Interface dataset entries
▬▬▬

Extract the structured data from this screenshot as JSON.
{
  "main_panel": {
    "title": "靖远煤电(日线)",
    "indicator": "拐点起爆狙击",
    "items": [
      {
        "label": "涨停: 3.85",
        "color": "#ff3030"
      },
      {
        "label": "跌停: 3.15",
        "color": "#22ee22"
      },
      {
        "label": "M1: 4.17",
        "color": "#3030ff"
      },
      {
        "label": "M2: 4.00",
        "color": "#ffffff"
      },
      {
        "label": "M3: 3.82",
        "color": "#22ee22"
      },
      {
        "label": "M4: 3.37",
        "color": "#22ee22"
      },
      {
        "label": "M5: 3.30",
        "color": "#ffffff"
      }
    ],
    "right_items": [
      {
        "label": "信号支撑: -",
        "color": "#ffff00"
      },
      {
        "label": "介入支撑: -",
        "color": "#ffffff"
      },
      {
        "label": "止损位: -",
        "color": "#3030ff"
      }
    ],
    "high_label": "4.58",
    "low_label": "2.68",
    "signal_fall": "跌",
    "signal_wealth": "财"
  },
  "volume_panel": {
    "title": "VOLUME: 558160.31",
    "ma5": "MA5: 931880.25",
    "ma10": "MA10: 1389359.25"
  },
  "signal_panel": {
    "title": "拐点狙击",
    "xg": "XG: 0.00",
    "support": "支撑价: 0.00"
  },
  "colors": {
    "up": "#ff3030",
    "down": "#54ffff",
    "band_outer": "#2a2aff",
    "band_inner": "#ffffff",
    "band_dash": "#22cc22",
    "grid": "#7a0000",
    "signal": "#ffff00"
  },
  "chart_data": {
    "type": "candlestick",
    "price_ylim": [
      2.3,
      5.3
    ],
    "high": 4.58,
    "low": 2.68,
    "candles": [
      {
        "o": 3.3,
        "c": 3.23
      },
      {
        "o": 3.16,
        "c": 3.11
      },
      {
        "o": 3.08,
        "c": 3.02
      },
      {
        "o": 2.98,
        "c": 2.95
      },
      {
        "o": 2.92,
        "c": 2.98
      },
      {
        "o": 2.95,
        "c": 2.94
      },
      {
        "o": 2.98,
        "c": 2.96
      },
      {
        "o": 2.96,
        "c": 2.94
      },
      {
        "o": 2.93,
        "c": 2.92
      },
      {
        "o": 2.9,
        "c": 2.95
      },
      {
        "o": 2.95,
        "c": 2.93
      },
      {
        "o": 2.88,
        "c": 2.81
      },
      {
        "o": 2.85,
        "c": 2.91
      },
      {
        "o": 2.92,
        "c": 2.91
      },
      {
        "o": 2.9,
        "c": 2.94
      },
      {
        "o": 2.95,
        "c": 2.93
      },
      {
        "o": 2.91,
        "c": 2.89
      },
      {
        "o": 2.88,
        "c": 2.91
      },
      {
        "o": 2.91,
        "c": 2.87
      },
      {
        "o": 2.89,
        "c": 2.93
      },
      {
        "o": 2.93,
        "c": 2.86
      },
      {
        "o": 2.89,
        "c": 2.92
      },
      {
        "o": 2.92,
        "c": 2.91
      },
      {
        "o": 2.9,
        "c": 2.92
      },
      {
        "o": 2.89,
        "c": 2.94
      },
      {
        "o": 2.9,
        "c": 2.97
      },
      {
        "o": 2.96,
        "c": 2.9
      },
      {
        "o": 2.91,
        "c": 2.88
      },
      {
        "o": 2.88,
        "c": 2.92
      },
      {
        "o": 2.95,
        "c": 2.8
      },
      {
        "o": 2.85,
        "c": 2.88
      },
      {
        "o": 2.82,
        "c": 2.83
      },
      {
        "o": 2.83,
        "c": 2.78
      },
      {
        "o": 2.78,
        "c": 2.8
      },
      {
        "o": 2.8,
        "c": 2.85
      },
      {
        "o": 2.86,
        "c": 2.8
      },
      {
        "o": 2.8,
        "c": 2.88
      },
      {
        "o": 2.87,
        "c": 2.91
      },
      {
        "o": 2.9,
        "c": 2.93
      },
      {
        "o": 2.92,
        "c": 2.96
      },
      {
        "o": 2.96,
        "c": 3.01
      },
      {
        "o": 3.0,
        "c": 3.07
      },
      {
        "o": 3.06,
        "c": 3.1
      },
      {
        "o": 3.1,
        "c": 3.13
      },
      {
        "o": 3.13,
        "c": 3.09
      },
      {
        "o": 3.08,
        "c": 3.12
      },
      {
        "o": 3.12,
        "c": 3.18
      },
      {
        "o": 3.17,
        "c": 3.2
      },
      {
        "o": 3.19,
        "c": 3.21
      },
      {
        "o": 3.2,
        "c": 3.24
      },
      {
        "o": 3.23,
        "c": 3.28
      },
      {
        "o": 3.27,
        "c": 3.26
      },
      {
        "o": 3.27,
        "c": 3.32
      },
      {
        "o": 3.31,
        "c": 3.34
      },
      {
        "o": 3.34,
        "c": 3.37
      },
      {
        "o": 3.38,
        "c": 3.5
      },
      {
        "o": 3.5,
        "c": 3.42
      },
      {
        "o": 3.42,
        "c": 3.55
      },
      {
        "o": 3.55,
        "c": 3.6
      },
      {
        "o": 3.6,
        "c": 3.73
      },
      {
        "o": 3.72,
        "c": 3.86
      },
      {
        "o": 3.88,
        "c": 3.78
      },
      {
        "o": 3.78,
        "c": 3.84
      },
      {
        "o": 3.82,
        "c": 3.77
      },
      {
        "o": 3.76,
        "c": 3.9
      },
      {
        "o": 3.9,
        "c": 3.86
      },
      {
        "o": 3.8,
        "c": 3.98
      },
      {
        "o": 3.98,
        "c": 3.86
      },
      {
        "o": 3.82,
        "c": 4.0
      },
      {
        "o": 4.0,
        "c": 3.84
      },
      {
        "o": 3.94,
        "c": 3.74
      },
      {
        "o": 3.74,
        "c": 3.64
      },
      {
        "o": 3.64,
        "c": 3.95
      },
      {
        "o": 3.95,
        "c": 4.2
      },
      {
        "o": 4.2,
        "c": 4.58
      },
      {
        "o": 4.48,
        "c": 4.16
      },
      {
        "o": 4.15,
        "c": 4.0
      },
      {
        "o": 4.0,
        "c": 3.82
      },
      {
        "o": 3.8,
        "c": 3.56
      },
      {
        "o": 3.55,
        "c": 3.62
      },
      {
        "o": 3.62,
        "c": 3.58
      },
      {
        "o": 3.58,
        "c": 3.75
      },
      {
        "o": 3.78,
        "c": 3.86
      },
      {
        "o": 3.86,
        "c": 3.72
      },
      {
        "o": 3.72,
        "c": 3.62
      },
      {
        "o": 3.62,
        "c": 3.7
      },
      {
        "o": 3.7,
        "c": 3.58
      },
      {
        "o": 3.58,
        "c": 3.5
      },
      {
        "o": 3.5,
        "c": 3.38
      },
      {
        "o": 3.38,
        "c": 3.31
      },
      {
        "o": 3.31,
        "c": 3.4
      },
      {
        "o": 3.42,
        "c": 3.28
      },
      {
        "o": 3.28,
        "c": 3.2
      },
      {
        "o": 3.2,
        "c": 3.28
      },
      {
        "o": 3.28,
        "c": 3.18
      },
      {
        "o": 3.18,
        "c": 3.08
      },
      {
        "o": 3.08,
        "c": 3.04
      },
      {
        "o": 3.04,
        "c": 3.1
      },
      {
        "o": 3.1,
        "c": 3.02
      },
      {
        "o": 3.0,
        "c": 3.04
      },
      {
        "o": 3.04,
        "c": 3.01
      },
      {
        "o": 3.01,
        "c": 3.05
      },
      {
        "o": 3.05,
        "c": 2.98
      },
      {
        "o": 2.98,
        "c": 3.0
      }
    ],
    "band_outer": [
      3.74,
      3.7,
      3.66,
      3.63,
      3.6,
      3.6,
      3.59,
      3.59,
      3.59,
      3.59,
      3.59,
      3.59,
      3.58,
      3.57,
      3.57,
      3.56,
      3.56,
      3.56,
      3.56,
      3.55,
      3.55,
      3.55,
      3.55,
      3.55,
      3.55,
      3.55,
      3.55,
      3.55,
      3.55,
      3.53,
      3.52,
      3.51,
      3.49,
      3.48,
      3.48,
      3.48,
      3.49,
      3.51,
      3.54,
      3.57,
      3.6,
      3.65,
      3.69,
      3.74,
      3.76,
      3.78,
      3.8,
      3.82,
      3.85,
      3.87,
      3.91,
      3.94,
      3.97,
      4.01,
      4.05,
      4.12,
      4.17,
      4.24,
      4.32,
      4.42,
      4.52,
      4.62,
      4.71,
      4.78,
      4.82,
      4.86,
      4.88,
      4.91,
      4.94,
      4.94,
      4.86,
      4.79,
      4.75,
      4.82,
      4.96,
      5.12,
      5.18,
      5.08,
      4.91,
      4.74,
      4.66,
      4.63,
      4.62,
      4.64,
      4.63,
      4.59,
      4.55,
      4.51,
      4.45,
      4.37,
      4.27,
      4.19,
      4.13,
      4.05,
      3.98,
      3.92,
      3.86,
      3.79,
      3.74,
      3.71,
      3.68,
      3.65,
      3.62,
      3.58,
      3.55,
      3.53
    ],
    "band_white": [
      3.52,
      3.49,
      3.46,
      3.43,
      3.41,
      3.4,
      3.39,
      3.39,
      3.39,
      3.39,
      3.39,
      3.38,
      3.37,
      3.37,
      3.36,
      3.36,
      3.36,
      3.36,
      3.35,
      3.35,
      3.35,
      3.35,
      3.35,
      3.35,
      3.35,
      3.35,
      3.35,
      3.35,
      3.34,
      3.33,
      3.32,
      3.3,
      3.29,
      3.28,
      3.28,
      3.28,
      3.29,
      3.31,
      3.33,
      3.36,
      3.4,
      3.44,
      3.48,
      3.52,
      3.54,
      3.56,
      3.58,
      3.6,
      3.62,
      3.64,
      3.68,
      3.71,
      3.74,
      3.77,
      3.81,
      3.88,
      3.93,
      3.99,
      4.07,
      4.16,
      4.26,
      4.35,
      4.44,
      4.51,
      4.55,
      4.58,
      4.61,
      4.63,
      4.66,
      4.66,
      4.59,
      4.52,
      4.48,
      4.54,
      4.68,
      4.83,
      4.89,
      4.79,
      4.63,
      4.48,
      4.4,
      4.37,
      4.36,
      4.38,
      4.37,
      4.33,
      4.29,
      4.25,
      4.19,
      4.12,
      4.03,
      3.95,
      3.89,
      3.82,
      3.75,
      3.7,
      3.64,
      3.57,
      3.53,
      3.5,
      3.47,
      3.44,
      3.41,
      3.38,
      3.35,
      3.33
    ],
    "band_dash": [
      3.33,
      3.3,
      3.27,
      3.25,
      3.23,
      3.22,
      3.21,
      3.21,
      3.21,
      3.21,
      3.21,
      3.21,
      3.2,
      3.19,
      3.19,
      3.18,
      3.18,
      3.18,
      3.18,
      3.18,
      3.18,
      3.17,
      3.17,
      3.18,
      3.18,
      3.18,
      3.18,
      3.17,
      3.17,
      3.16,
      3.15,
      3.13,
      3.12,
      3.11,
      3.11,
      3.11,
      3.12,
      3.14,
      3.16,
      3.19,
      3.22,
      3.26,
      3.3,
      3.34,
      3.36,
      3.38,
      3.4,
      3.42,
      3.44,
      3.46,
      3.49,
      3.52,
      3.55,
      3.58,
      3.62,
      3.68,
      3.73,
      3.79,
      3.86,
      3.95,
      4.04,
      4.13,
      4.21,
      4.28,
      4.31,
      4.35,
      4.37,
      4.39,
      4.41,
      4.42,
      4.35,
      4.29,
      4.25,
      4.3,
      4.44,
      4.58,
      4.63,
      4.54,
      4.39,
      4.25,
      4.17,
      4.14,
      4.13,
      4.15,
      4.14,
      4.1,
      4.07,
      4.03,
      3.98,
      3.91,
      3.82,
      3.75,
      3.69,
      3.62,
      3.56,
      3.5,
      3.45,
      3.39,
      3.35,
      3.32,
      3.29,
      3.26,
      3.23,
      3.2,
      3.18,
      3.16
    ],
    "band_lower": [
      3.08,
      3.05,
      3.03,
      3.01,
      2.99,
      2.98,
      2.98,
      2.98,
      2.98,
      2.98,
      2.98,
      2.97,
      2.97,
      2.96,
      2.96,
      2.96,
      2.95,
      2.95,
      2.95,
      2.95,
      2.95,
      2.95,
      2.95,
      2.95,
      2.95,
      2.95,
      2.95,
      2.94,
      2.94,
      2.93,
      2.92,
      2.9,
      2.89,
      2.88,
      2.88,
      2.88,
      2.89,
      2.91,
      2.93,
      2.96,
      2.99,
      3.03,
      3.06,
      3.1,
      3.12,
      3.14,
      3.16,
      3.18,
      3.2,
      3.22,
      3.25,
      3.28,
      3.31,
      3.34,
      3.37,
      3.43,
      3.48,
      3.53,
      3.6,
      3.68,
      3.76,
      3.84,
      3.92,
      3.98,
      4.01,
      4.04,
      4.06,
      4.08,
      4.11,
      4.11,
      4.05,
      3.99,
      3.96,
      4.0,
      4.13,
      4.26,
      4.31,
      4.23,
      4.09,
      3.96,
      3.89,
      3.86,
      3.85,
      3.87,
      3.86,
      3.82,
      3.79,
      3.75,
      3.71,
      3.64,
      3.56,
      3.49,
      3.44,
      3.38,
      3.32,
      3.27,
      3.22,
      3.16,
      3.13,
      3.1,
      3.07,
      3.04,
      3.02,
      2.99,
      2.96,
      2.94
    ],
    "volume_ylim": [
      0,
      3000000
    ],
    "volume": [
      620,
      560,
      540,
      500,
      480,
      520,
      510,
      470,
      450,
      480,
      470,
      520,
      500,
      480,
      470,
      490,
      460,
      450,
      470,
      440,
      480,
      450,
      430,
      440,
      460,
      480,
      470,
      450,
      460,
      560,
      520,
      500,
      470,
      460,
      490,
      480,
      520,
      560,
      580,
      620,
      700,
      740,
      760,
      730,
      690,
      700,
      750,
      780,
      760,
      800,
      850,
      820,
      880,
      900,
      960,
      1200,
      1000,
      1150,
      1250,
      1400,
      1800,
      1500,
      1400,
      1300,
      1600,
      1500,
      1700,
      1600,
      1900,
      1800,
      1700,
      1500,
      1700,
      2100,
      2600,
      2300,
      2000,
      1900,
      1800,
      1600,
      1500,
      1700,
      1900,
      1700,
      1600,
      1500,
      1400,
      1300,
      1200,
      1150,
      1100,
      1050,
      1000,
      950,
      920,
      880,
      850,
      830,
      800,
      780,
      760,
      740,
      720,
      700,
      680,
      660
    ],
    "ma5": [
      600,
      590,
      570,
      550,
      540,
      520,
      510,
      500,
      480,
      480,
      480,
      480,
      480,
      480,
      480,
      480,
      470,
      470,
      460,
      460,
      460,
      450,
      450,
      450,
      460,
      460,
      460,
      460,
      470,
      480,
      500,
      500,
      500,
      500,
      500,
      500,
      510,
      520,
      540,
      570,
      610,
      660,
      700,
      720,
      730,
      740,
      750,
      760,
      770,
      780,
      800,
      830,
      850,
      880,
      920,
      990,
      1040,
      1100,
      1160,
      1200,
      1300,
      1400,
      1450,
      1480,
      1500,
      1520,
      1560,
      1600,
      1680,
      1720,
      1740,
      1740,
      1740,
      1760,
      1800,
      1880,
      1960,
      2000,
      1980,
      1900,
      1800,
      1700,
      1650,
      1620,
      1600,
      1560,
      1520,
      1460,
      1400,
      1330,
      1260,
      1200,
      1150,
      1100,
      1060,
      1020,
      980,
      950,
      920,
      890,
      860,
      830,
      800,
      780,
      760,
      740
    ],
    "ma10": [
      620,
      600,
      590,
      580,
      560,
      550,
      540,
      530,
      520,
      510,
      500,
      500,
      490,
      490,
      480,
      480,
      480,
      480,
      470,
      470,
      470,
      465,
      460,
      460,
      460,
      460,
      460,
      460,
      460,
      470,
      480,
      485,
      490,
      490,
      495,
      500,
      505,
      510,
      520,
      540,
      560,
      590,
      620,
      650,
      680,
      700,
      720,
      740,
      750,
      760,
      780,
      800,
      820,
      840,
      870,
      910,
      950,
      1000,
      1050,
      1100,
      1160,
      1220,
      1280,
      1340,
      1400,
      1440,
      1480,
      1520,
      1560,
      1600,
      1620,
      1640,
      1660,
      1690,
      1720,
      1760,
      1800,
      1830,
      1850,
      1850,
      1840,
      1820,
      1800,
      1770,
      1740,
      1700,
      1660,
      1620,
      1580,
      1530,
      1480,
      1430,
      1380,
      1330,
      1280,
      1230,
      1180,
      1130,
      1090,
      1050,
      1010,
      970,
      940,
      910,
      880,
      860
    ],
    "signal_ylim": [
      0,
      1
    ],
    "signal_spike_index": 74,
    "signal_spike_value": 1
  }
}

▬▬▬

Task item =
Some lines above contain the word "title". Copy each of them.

The answer =
    "title": "靖远煤电(日线)",
    "title": "VOLUME: 558160.31",
    "title": "拐点狙击",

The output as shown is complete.